[Dataset items]
════════════════

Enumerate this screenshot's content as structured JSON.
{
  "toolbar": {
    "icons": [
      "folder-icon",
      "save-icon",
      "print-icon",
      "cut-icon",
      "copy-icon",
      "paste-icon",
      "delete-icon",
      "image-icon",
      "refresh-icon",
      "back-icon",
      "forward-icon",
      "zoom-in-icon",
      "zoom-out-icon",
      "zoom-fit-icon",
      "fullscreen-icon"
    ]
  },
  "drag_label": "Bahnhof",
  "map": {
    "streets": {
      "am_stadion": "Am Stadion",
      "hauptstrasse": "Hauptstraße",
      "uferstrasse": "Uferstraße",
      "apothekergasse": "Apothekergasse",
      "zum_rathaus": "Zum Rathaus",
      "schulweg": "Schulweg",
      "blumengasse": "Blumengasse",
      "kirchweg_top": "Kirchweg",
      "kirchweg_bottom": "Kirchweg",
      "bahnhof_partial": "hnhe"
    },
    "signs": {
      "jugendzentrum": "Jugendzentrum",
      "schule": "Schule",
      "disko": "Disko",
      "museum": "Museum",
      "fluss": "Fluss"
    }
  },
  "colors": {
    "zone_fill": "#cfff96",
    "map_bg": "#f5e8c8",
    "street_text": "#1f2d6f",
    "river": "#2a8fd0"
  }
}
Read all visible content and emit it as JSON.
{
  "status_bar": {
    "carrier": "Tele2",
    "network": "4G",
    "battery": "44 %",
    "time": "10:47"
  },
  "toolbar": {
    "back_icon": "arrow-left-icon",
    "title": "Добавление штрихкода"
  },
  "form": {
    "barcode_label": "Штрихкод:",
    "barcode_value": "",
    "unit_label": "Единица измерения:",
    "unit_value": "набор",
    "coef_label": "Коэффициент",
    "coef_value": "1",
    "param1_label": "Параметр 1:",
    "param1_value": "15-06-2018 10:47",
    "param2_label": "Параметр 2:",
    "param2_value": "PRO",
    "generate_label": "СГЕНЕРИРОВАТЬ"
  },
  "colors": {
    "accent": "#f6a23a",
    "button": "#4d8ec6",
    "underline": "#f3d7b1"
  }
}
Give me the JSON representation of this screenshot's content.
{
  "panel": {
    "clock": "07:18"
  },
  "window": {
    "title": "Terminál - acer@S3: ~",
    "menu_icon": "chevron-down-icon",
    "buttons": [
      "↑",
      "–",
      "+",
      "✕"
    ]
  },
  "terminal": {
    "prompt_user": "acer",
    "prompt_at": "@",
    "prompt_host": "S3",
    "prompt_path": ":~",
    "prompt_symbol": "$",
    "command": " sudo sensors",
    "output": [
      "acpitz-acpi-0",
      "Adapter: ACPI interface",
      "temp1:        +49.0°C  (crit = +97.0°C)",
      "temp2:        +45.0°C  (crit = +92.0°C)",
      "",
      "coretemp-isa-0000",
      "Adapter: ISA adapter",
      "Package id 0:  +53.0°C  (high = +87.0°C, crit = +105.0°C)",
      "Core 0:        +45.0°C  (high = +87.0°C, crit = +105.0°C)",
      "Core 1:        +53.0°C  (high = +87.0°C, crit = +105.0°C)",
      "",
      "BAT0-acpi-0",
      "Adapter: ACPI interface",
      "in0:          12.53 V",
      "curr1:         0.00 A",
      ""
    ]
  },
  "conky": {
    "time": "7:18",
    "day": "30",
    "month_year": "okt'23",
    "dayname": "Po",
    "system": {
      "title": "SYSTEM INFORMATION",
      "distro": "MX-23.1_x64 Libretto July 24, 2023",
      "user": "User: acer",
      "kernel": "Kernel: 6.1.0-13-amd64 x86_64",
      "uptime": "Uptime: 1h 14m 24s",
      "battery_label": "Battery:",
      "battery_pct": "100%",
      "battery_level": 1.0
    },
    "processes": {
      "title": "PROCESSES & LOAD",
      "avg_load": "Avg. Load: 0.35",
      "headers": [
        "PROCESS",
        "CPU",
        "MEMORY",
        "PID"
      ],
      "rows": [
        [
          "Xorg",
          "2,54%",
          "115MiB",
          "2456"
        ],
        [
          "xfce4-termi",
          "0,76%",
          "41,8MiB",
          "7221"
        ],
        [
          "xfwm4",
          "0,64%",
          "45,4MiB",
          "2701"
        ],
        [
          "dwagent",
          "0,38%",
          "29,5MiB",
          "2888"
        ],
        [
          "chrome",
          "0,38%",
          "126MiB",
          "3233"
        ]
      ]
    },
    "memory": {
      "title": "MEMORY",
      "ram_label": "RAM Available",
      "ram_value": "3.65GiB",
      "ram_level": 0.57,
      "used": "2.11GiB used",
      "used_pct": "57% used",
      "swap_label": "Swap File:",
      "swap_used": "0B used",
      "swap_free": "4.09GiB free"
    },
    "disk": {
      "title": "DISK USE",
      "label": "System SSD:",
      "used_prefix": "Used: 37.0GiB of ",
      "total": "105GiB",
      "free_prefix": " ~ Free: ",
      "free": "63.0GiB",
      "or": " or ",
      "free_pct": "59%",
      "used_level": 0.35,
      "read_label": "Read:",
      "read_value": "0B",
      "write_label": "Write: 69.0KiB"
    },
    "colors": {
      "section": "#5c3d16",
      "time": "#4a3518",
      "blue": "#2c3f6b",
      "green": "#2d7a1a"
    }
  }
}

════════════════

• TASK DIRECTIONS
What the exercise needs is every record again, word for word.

• SOLUTION TO THIS EXERCISE
Enumerate this screenshot's content as structured JSON.
{
  "toolbar": {
    "icons": [
      "folder-icon",
      "save-icon",
      "print-icon",
      "cut-icon",
      "copy-icon",
      "paste-icon",
      "delete-icon",
      "image-icon",
      "refresh-icon",
      "back-icon",
      "forward-icon",
      "zoom-in-icon",
      "zoom-out-icon",
      "zoom-fit-icon",
      "fullscreen-icon"
    ]
  },
  "drag_label": "Bahnhof",
  "map": {
    "streets": {
      "am_stadion": "Am Stadion",
      "hauptstrasse": "Hauptstraße",
      "uferstrasse": "Uferstraße",
      "apothekergasse": "Apothekergasse",
      "zum_rathaus": "Zum Rathaus",
      "schulweg": "Schulweg",
      "blumengasse": "Blumengasse",
      "kirchweg_top": "Kirchweg",
      "kirchweg_bottom": "Kirchweg",
      "bahnhof_partial": "hnhe"
    },
    "signs": {
      "jugendzentrum": "Jugendzentrum",
      "schule": "Schule",
      "disko": "Disko",
      "museum": "Museum",
      "fluss": "Fluss"
    }
  },
  "colors": {
    "zone_fill": "#cfff96",
    "map_bg": "#f5e8c8",
    "street_text": "#1f2d6f",
    "river": "#2a8fd0"
  }
}
Read all visible content and emit it as JSON.
{
  "status_bar": {
    "carrier": "Tele2",
    "network": "4G",
    "battery": "44 %",
    "time": "10:47"
  },
  "toolbar": {
    "back_icon": "arrow-left-icon",
    "title": "Добавление штрихкода"
  },
  "form": {
    "barcode_label": "Штрихкод:",
    "barcode_value": "",
    "unit_label": "Единица измерения:",
    "unit_value": "набор",
    "coef_label": "Коэффициент",
    "coef_value": "1",
    "param1_label": "Параметр 1:",
    "param1_value": "15-06-2018 10:47",
    "param2_label": "Параметр 2:",
    "param2_value": "PRO",
    "generate_label": "СГЕНЕРИРОВАТЬ"
  },
  "colors": {
    "accent": "#f6a23a",
    "button": "#4d8ec6",
    "underline": "#f3d7b1"
  }
}
Give me the JSON representation of this screenshot's content.
{
  "panel": {
    "clock": "07:18"
  },
  "window": {
    "title": "Terminál - acer@S3: ~",
    "menu_icon": "chevron-down-icon",
    "buttons": [
      "↑",
      "–",
      "+",
      "✕"
    ]
  },
  "terminal": {
    "prompt_user": "acer",
    "prompt_at": "@",
    "prompt_host": "S3",
    "prompt_path": ":~",
    "prompt_symbol": "$",
    "command": " sudo sensors",
    "output": [
      "acpitz-acpi-0",
      "Adapter: ACPI interface",
      "temp1:        +49.0°C  (crit = +97.0°C)",
      "temp2:        +45.0°C  (crit = +92.0°C)",
      "",
      "coretemp-isa-0000",
      "Adapter: ISA adapter",
      "Package id 0:  +53.0°C  (high = +87.0°C, crit = +105.0°C)",
      "Core 0:        +45.0°C  (high = +87.0°C, crit = +105.0°C)",
      "Core 1:        +53.0°C  (high = +87.0°C, crit = +105.0°C)",
      "",
      "BAT0-acpi-0",
      "Adapter: ACPI interface",
      "in0:          12.53 V",
      "curr1:         0.00 A",
      ""
    ]
  },
  "conky": {
    "time": "7:18",
    "day": "30",
    "month_year": "okt'23",
    "dayname": "Po",
    "system": {
      "title": "SYSTEM INFORMATION",
      "distro": "MX-23.1_x64 Libretto July 24, 2023",
      "user": "User: acer",
      "kernel": "Kernel: 6.1.0-13-amd64 x86_64",
      "uptime": "Uptime: 1h 14m 24s",
      "battery_label": "Battery:",
      "battery_pct": "100%",
      "battery_level": 1.0
    },
    "processes": {
      "title": "PROCESSES & LOAD",
      "avg_load": "Avg. Load: 0.35",
      "headers": [
        "PROCESS",
        "CPU",
        "MEMORY",
        "PID"
      ],
      "rows": [
        [
          "Xorg",
          "2,54%",
          "115MiB",
          "2456"
        ],
        [
          "xfce4-termi",
          "0,76%",
          "41,8MiB",
          "7221"
        ],
        [
          "xfwm4",
          "0,64%",
          "45,4MiB",
          "2701"
        ],
        [
          "dwagent",
          "0,38%",
          "29,5MiB",
          "2888"
        ],
        [
          "chrome",
          "0,38%",
          "126MiB",
          "3233"
        ]
      ]
    },
    "memory": {
      "title": "MEMORY",
      "ram_label": "RAM Available",
      "ram_value": "3.65GiB",
      "ram_level": 0.57,
      "used": "2.11GiB used",
      "used_pct": "57% used",
      "swap_label": "Swap File:",
      "swap_used": "0B used",
      "swap_free": "4.09GiB free"
    },
    "disk": {
      "title": "DISK USE",
      "label": "System SSD:",
      "used_prefix": "Used: 37.0GiB of ",
      "total": "105GiB",
      "free_prefix": " ~ Free: ",
      "free": "63.0GiB",
      "or": " or ",
      "free_pct": "59%",
      "used_level": 0.35,
      "read_label": "Read:",
      "read_value": "0B",
      "write_label": "Write: 69.0KiB"
    },
    "colors": {
      "section": "#5c3d16",
      "time": "#4a3518",
      "blue": "#2c3f6b",
      "green": "#2d7a1a"
    }
  }
}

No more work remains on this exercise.